[Page and application data records]

——

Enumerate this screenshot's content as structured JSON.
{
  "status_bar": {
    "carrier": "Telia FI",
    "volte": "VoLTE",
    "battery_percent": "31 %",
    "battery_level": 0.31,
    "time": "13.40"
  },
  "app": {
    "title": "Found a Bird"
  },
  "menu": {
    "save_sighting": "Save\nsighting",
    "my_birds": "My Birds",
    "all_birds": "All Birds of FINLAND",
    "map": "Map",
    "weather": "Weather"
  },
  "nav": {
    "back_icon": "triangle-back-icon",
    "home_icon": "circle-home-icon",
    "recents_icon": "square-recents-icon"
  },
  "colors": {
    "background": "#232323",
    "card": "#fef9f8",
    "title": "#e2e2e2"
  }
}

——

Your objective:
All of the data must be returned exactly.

Output of the task:
Enumerate this screenshot's content as structured JSON.
{
  "status_bar": {
    "carrier": "Telia FI",
    "volte": "VoLTE",
    "battery_percent": "31 %",
    "battery_level": 0.31,
    "time": "13.40"
  },
  "app": {
    "title": "Found a Bird"
  },
  "menu": {
    "save_sighting": "Save\nsighting",
    "my_birds": "My Birds",
    "all_birds": "All Birds of FINLAND",
    "map": "Map",
    "weather": "Weather"
  },
  "nav": {
    "back_icon": "triangle-back-icon",
    "home_icon": "circle-home-icon",
    "recents_icon": "square-recents-icon"
  },
  "colors": {
    "background": "#232323",
    "card": "#fef9f8",
    "title": "#e2e2e2"
  }
}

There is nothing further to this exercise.